Antiretroviral blood levels are influenced by medication adherence as well as individual patterns of metabolism and the resulting bioavailability.31 Because low antiretroviral drug levels can contribute to the development of viral drug resistance, and high antiretroviral drug levels may result in toxicity, therapeutic drug monitoring may be used by clinicians to aid in their clinical monitoring. Looking at longer intervals of exposure has been proposed to be a more accurate predictive marker of treatment outcomes.32 Several research groups have shown that hair, which is easy to collect and store and does not require biohazard precautions, contains trace amounts of antiretroviral drug through exposure to blood, sweat, and sebum.33 It is important though to note that while serum drug-level plays a large role in hair drug-levels, hair levels are also highly influenced by the drug’s biochemistry, hair color, hair growth rate, and hair cosmetic procedures.34 Huang et al. reported a novel method of using hair for therapeutic drug monitoring utilizing highly sensitive liquid chromatography/tandem mass spectrometry.32 Their study focused on the efficacy to evaluate drug levels of efavirenz (a non-nucleoside reverse transcriptase inhibitor), lopinavir and ritonavir (both protease inhibitors). Unlike previous methods using high-performance liquid chromatography that required large amounts of hair, Huang’s group used only 10 to 30 strands of hair. Using highly sensitive liquid chromatography/tandem mass spectrometry and 2mg of cut hair, as little as 0.01ng ritonavir/mg hair and 0.05 ng lopinavir and efavirenz/mg hair was detected.32
In the last 25 years, HIV testing has progressed and expanded from laboratory-based HIV antibody testing to rapid and easy point-of-care testing, sophisticated drug susceptibility assays and laboratory-based therapeutic drug monitoring. Testing continues to become more accurate, faster, and cheaper. In the future, we expect to see more efficient automated testing platforms, over-the-counter assays for self-testing, a further expansion in point-of-care testing for CD4 T-cell counts and viral load determination, as well as newer, simpler assays for resource-limited settings.

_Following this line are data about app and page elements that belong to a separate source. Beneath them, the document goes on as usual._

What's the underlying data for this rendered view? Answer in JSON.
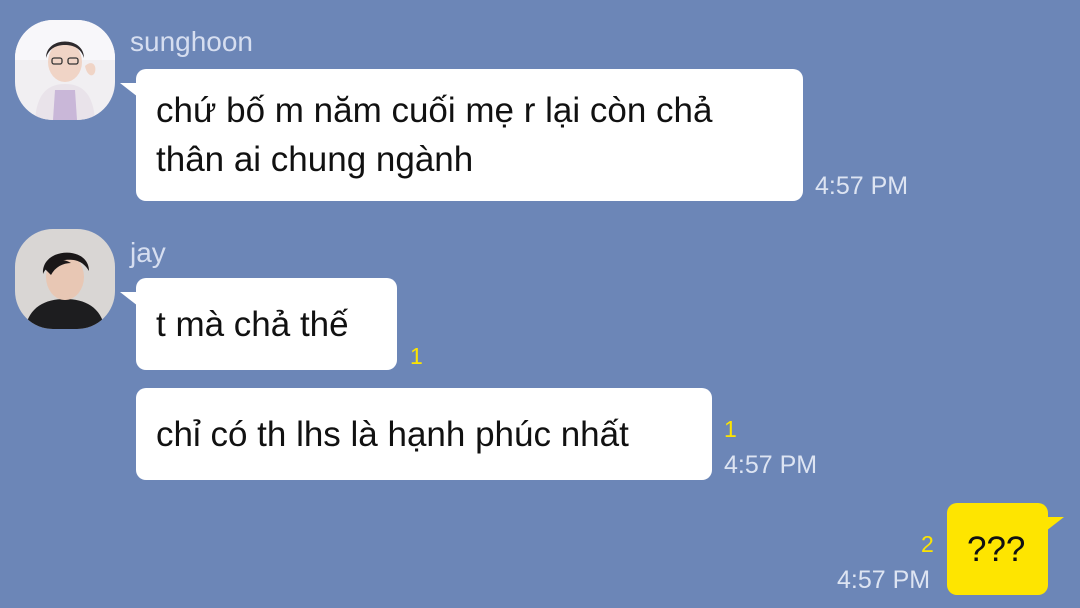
{
  "chat": {
    "colors": {
      "background": "#6c86b7",
      "incoming_bubble": "#ffffff",
      "outgoing_bubble": "#fee500",
      "unread_count": "#fde400"
    },
    "messages": [
      {
        "sender": "sunghoon",
        "avatar_icon": "profile-photo-icon",
        "lines": [
          "chứ bố m năm cuối mẹ r lại còn chả",
          "thân ai chung ngành"
        ],
        "time": "4:57 PM"
      },
      {
        "sender": "jay",
        "avatar_icon": "profile-photo-icon",
        "text": "t mà chả thế",
        "unread": "1"
      },
      {
        "text": "chỉ có th lhs là hạnh phúc nhất",
        "unread": "1",
        "time": "4:57 PM"
      },
      {
        "mine": true,
        "text": "???",
        "unread": "2",
        "time": "4:57 PM"
      }
    ]
  }
}
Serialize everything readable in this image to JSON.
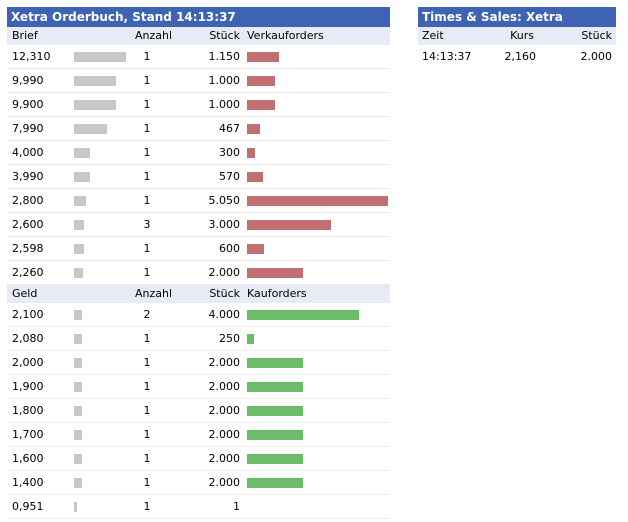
{
  "orderbook": {
    "title": "Xetra Orderbuch, Stand 14:13:37",
    "ask_header": {
      "price": "Brief",
      "count": "Anzahl",
      "qty": "Stück",
      "orders": "Verkauforders"
    },
    "asks": [
      {
        "price": "12,310",
        "count": "1",
        "qty": "1.150",
        "shade": 0.9,
        "volume": 1150
      },
      {
        "price": "9,990",
        "count": "1",
        "qty": "1.000",
        "shade": 0.73,
        "volume": 1000
      },
      {
        "price": "9,900",
        "count": "1",
        "qty": "1.000",
        "shade": 0.72,
        "volume": 1000
      },
      {
        "price": "7,990",
        "count": "1",
        "qty": "467",
        "shade": 0.57,
        "volume": 467
      },
      {
        "price": "4,000",
        "count": "1",
        "qty": "300",
        "shade": 0.28,
        "volume": 300
      },
      {
        "price": "3,990",
        "count": "1",
        "qty": "570",
        "shade": 0.28,
        "volume": 570
      },
      {
        "price": "2,800",
        "count": "1",
        "qty": "5.050",
        "shade": 0.2,
        "volume": 5050
      },
      {
        "price": "2,600",
        "count": "3",
        "qty": "3.000",
        "shade": 0.18,
        "volume": 3000
      },
      {
        "price": "2,598",
        "count": "1",
        "qty": "600",
        "shade": 0.17,
        "volume": 600
      },
      {
        "price": "2,260",
        "count": "1",
        "qty": "2.000",
        "shade": 0.16,
        "volume": 2000
      }
    ],
    "bid_header": {
      "price": "Geld",
      "count": "Anzahl",
      "qty": "Stück",
      "orders": "Kauforders"
    },
    "bids": [
      {
        "price": "2,100",
        "count": "2",
        "qty": "4.000",
        "shade": 0.13,
        "volume": 4000
      },
      {
        "price": "2,080",
        "count": "1",
        "qty": "250",
        "shade": 0.13,
        "volume": 250
      },
      {
        "price": "2,000",
        "count": "1",
        "qty": "2.000",
        "shade": 0.13,
        "volume": 2000
      },
      {
        "price": "1,900",
        "count": "1",
        "qty": "2.000",
        "shade": 0.13,
        "volume": 2000
      },
      {
        "price": "1,800",
        "count": "1",
        "qty": "2.000",
        "shade": 0.13,
        "volume": 2000
      },
      {
        "price": "1,700",
        "count": "1",
        "qty": "2.000",
        "shade": 0.13,
        "volume": 2000
      },
      {
        "price": "1,600",
        "count": "1",
        "qty": "2.000",
        "shade": 0.13,
        "volume": 2000
      },
      {
        "price": "1,400",
        "count": "1",
        "qty": "2.000",
        "shade": 0.13,
        "volume": 2000
      },
      {
        "price": "0,951",
        "count": "1",
        "qty": "1",
        "shade": 0.06,
        "volume": 1
      }
    ],
    "colors": {
      "sell": "#c07070",
      "buy": "#6cbd6a",
      "header": "#3f63b4"
    }
  },
  "times_sales": {
    "title": "Times & Sales: Xetra",
    "header": {
      "time": "Zeit",
      "price": "Kurs",
      "qty": "Stück"
    },
    "rows": [
      {
        "time": "14:13:37",
        "price": "2,160",
        "qty": "2.000"
      }
    ]
  }
}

Acknowledgments: We would like to thank Dr. Tulio de Oliveria at the Africa Centre for Health & Population Studies, the Nelson R Mandela School of Medicine, University of KwaZulu-Natal, South Africa for his review and constructive comments.
Authors: Jenny K. Cohen, BA, UCSF School of Medicine, and UC Berkeley School of Public Health. Jeffrey D. Klausner, MD, MPH, UCSF
- Marquez C, et al. HIV testing: An update. MLO Med Lab Obs. 2008;40:12-18.
- Fiebig FW, et al. Dynamics of HIV vivemia & antibody seroconversion in plasma donors: implications for diagnosis & staging of primary HIV infection. AIDS. 2003;17:1871-1879.
- Panel on Antiretroviral Guidelines for Adults and Adolescents. Guidelines for the use of antiretroviral agents in HIV-1-infected adults and adolescents.
- Louie B., et al. Assessment of rapid tests for detection of human immunodeficiency virus-specific antibodies in recently infected individuals. J Clin Microbiol. 2008 Apr;46(4):1494-7.
- Stanger K et al. FDA-approved rapid HIV antibody screening tests page.
http://www.cdc.gov/hiv/topics/testing/rapid/rt-comparison.htm Updated February 15, 2008. Accessed